The Moscow Virtuosi under the direction of Maestro Saulius Sondeckis provide Ms. Zilberquit a precise and sympathetic accompaniment, the soloist and orchestra sharing almost equally in their musical duties but with Ms. Zilberquit coming out perhaps a nose ahead. It is her playing, after all, that you will remember most when you've finished listening, and you'll find it quite accomplished.
Incidentally, if you recognize much of this keyboard music, especially BWV 1057, from Bach's Brandenburg Concertos among other things, remember that he and his friends were fond of reusing their own material. Waste not, want not, I suppose.
The packaging is a simple fold-over cardboard case with the discs slipping into the front and back sleeves. Unfortunately, this doesn’t provide any place for the booklet notes, written by Ms. Zilberquit, except in one of the sleeves with a disc. This makes getting the notes or the disc a little difficult to get out without dropping one or the other or scratching the disc. A minor concern in any case.
Producer Vadim Ivanov and engineer Vitaly Ivanov recorded the music at The Great Hall of the Moscow Conservatory, Moscow in September 2001. Everything is a little close, yet it's also warm and smooth so it's still comfortable on the ear. The piano is front and center, of course, but not really in our face, and when the full ensemble comes in, Ms. Zilberquit sounds nicely integrated into the group.
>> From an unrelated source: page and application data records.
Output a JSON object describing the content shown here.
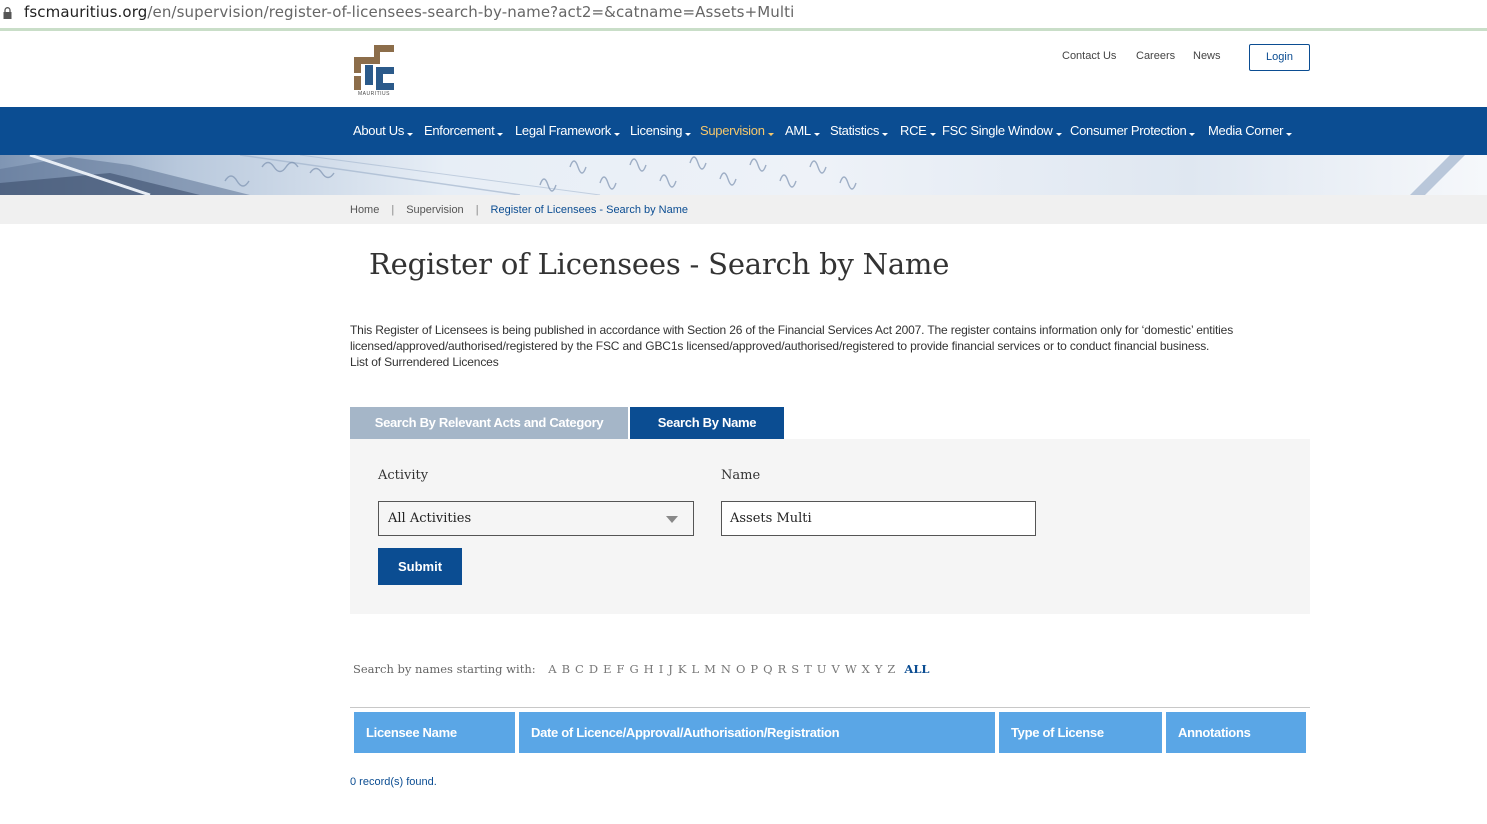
{
  "browser": {
    "url_domain": "fscmauritius.org",
    "url_path": "/en/supervision/register-of-licensees-search-by-name?act2=&catname=Assets+Multi"
  },
  "header": {
    "logo_text": "MAURITIUS",
    "links": [
      "Contact Us",
      "Careers",
      "News"
    ],
    "login_label": "Login"
  },
  "nav": {
    "items": [
      {
        "label": "About Us",
        "active": false
      },
      {
        "label": "Enforcement",
        "active": false
      },
      {
        "label": "Legal Framework",
        "active": false
      },
      {
        "label": "Licensing",
        "active": false
      },
      {
        "label": "Supervision",
        "active": true
      },
      {
        "label": "AML",
        "active": false
      },
      {
        "label": "Statistics",
        "active": false
      },
      {
        "label": "RCE",
        "active": false
      },
      {
        "label": "FSC Single Window",
        "active": false
      },
      {
        "label": "Consumer Protection",
        "active": false
      },
      {
        "label": "Media Corner",
        "active": false
      }
    ]
  },
  "breadcrumb": {
    "home": "Home",
    "section": "Supervision",
    "current": "Register of Licensees - Search by Name",
    "separator": "|"
  },
  "page": {
    "title": "Register of Licensees - Search by Name",
    "intro_line1": "This Register of Licensees is being published in accordance with Section 26 of the Financial Services Act 2007. The register contains information only for ‘domestic’ entities",
    "intro_line2": "licensed/approved/authorised/registered by the FSC and GBC1s licensed/approved/authorised/registered to provide financial services or to conduct financial business.",
    "surrendered_link": "List of Surrendered Licences"
  },
  "tabs": {
    "relevant_acts": "Search By Relevant Acts and Category",
    "by_name": "Search By Name"
  },
  "form": {
    "activity_label": "Activity",
    "activity_value": "All Activities",
    "name_label": "Name",
    "name_value": "Assets Multi",
    "submit_label": "Submit"
  },
  "alphabet": {
    "prompt": "Search by names starting with:",
    "letters": [
      "A",
      "B",
      "C",
      "D",
      "E",
      "F",
      "G",
      "H",
      "I",
      "J",
      "K",
      "L",
      "M",
      "N",
      "O",
      "P",
      "Q",
      "R",
      "S",
      "T",
      "U",
      "V",
      "W",
      "X",
      "Y",
      "Z"
    ],
    "all_label": "ALL"
  },
  "results": {
    "columns": [
      "Licensee Name",
      "Date of Licence/Approval/Authorisation/Registration",
      "Type of License",
      "Annotations"
    ],
    "records_text": "0 record(s) found."
  },
  "colors": {
    "brand_blue": "#0b4d92",
    "active_nav": "#f5c76c",
    "table_header": "#5aa6e6",
    "inactive_tab": "#a5b6c8"
  }
}
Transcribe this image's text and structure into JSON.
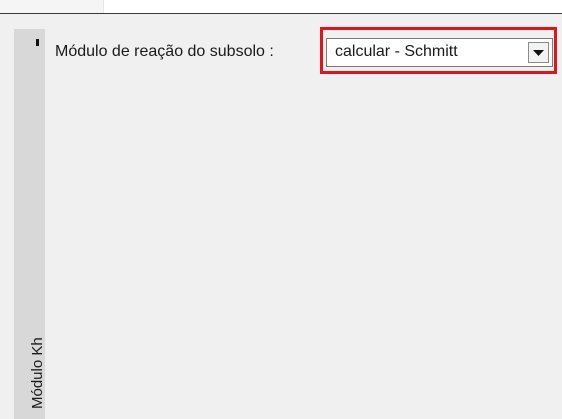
{
  "panel": {
    "vertical_tab_label": "Módulo Kh"
  },
  "field": {
    "label": "Módulo de reação do subsolo :",
    "dropdown_value": "calcular - Schmitt",
    "highlight_color": "#e2141b"
  },
  "icons": {
    "dropdown_arrow": "chevron-down-icon"
  }
}
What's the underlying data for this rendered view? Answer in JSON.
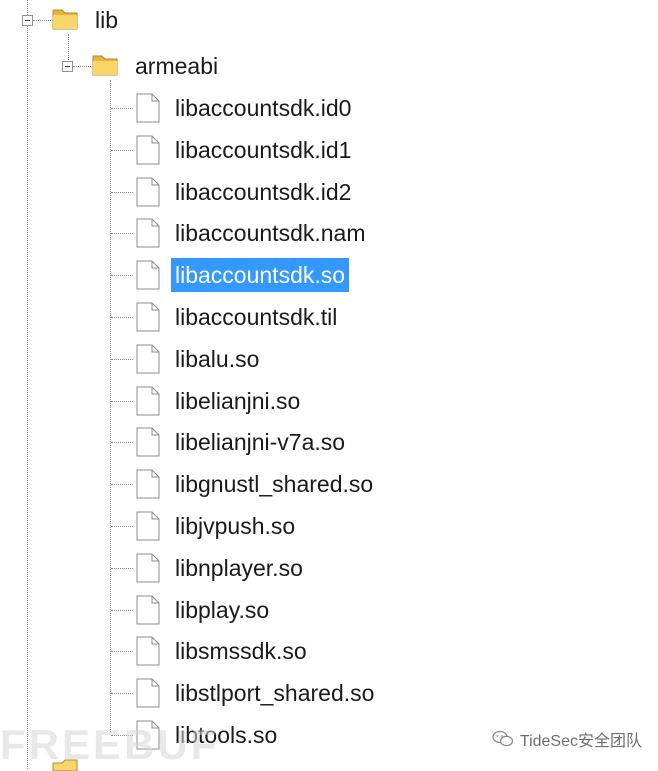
{
  "tree": {
    "root_folder": "lib",
    "sub_folder": "armeabi",
    "files": [
      "libaccountsdk.id0",
      "libaccountsdk.id1",
      "libaccountsdk.id2",
      "libaccountsdk.nam",
      "libaccountsdk.so",
      "libaccountsdk.til",
      "libalu.so",
      "libelianjni.so",
      "libelianjni-v7a.so",
      "libgnustl_shared.so",
      "libjvpush.so",
      "libnplayer.so",
      "libplay.so",
      "libsmssdk.so",
      "libstlport_shared.so",
      "libtools.so"
    ],
    "selected_index": 4
  },
  "watermark": {
    "text": "FREEBUF",
    "account": "TideSec安全团队"
  },
  "colors": {
    "selection": "#3399ff",
    "folder": "#f3c548"
  },
  "icons": {
    "folder": "folder-icon",
    "file": "file-icon",
    "expander": "collapse-icon",
    "wechat": "wechat-icon"
  }
}
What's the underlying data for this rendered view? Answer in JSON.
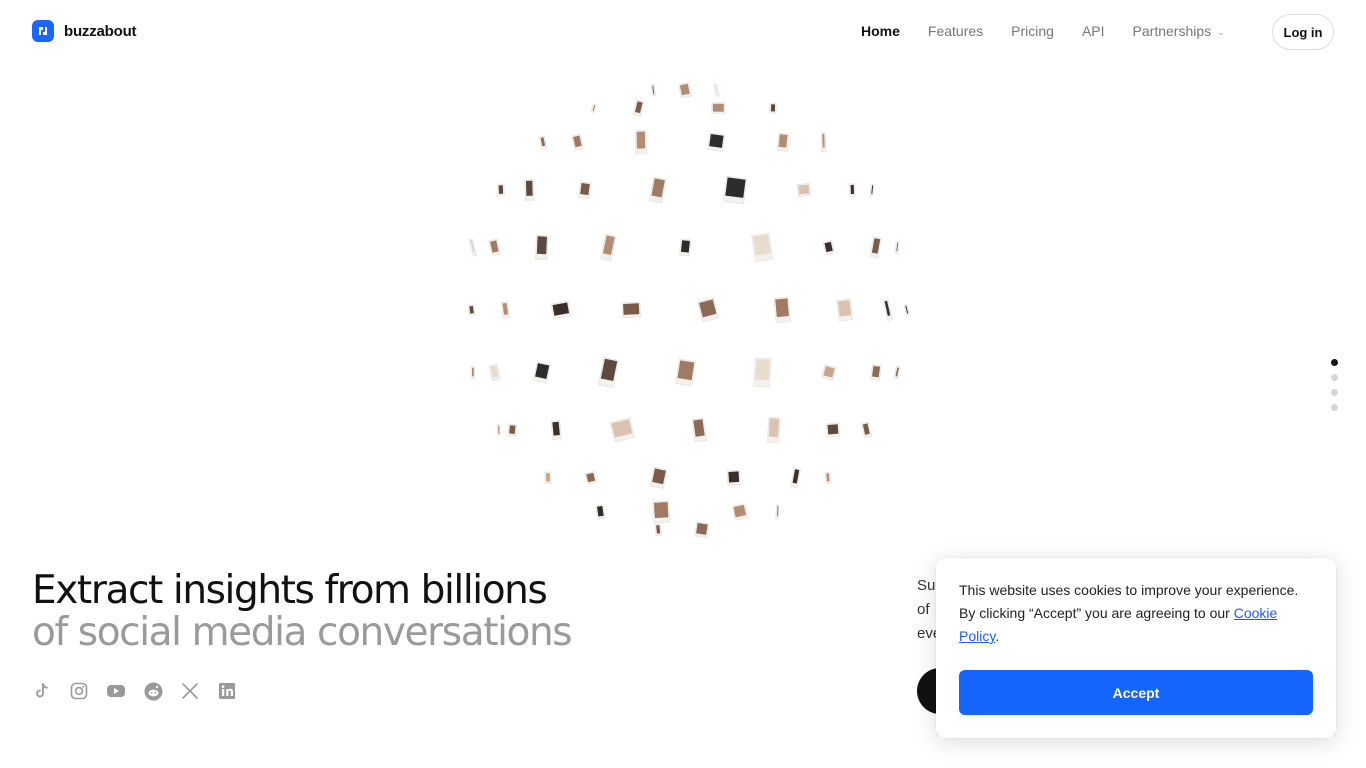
{
  "brand": {
    "name": "buzzabout",
    "accent": "#1a66ff"
  },
  "nav": {
    "items": [
      {
        "label": "Home",
        "active": true
      },
      {
        "label": "Features",
        "active": false
      },
      {
        "label": "Pricing",
        "active": false
      },
      {
        "label": "API",
        "active": false
      },
      {
        "label": "Partnerships",
        "active": false,
        "dropdown": true
      }
    ],
    "login_label": "Log in"
  },
  "hero": {
    "title_line1": "Extract insights from billions",
    "title_line2": "of social media conversations",
    "sub_text_lines": [
      "Su",
      "of",
      "eve"
    ]
  },
  "socials": [
    "tiktok-icon",
    "instagram-icon",
    "youtube-icon",
    "reddit-icon",
    "x-icon",
    "linkedin-icon"
  ],
  "scroll_dots": {
    "count": 4,
    "active_index": 0
  },
  "cookie": {
    "line1": "This website uses cookies to improve your experience.",
    "line2_prefix": "By clicking “Accept” you are agreeing to our ",
    "link_label": "Cookie Policy",
    "suffix": ".",
    "accept_label": "Accept",
    "accent": "#1466ff"
  }
}
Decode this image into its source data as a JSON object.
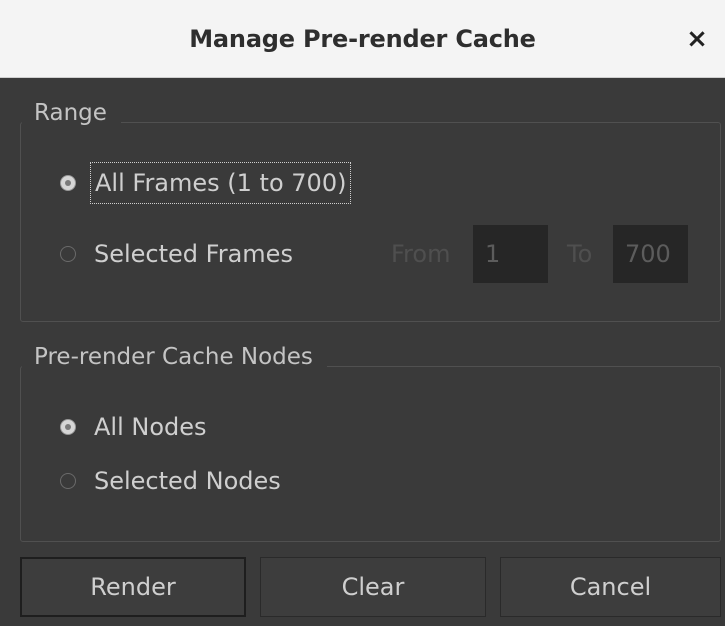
{
  "dialog": {
    "title": "Manage Pre-render Cache",
    "close_glyph": "×"
  },
  "range": {
    "title": "Range",
    "all_frames_label": "All Frames (1 to 700)",
    "selected_frames_label": "Selected Frames",
    "from_label": "From",
    "from_value": "1",
    "to_label": "To",
    "to_value": "700",
    "selected_option": "all_frames"
  },
  "nodes": {
    "title": "Pre-render Cache Nodes",
    "all_nodes_label": "All Nodes",
    "selected_nodes_label": "Selected Nodes",
    "selected_option": "all_nodes"
  },
  "buttons": {
    "render_label": "Render",
    "clear_label": "Clear",
    "cancel_label": "Cancel"
  }
}
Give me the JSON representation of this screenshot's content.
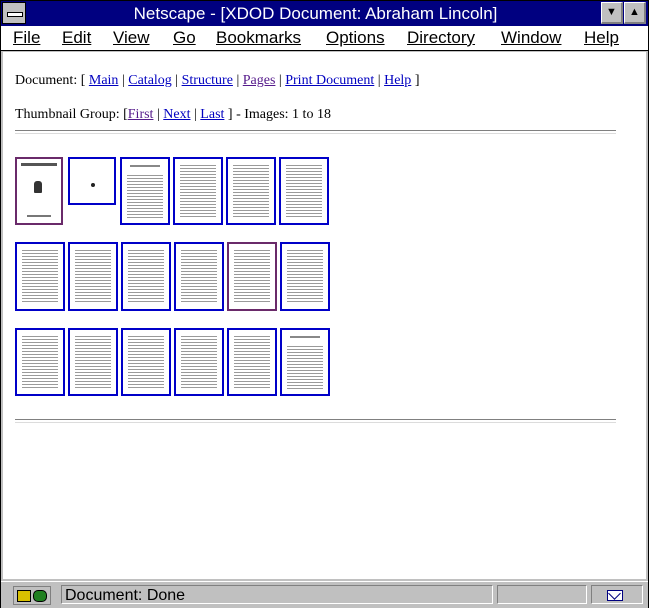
{
  "window": {
    "title": "Netscape - [XDOD Document: Abraham Lincoln]",
    "minimize_glyph": "▼",
    "maximize_glyph": "▲"
  },
  "menu": [
    "File",
    "Edit",
    "View",
    "Go",
    "Bookmarks",
    "Options",
    "Directory",
    "Window",
    "Help"
  ],
  "document_nav": {
    "label": "Document: [",
    "links": [
      "Main",
      "Catalog",
      "Structure",
      "Pages",
      "Print Document",
      "Help"
    ],
    "close": "]"
  },
  "thumbnail_nav": {
    "label": "Thumbnail Group: [",
    "links": [
      "First",
      "Next",
      "Last"
    ],
    "suffix": "] - Images: 1 to 18"
  },
  "thumbnails": {
    "count": 18,
    "visited": [
      1,
      11
    ]
  },
  "status": {
    "text": "Document: Done"
  },
  "colors": {
    "titlebar": "#000080",
    "link": "#0000c0",
    "visited_link": "#551a8b",
    "thumb_border": "#0000c8"
  }
}
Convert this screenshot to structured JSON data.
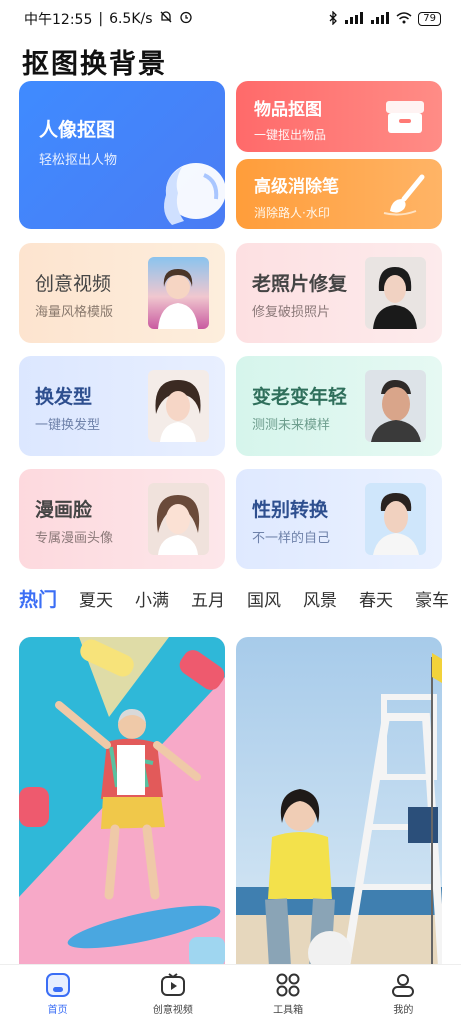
{
  "status_bar": {
    "time": "中午12:55",
    "speed": "6.5K/s",
    "battery": "79"
  },
  "app_title": "抠图换背景",
  "top_cards": {
    "portrait": {
      "title": "人像抠图",
      "subtitle": "轻松抠出人物"
    },
    "object": {
      "title": "物品抠图",
      "subtitle": "一键抠出物品"
    },
    "eraser": {
      "title": "高级消除笔",
      "subtitle": "消除路人·水印"
    }
  },
  "tiles": [
    {
      "title": "创意视频",
      "subtitle": "海量风格模版",
      "bg": "#fde9da",
      "title_color": "#444444"
    },
    {
      "title": "老照片修复",
      "subtitle": "修复破损照片",
      "bg": "#fde3e5",
      "title_color": "#444444"
    },
    {
      "title": "换发型",
      "subtitle": "一键换发型",
      "bg": "#e3ebff",
      "title_color": "#2e4f8f"
    },
    {
      "title": "变老变年轻",
      "subtitle": "测测未来模样",
      "bg": "#dcf6ee",
      "title_color": "#2f6f5b"
    },
    {
      "title": "漫画脸",
      "subtitle": "专属漫画头像",
      "bg": "#fde1e4",
      "title_color": "#444444"
    },
    {
      "title": "性别转换",
      "subtitle": "不一样的自己",
      "bg": "#e2ecff",
      "title_color": "#2e4f8f"
    }
  ],
  "category_tabs": [
    "热门",
    "夏天",
    "小满",
    "五月",
    "国风",
    "风景",
    "春天",
    "豪车"
  ],
  "bottom_nav": [
    {
      "label": "首页",
      "icon": "home-icon"
    },
    {
      "label": "创意视频",
      "icon": "video-icon"
    },
    {
      "label": "工具箱",
      "icon": "toolbox-icon"
    },
    {
      "label": "我的",
      "icon": "profile-icon"
    }
  ]
}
Depth of field appears moderate, dynamics are adequate, object definition is a tad soft, and frequency extensions meet the occasion. It's good, though not audiophile, sound.
To listen to a brief excerpt from this album, click here: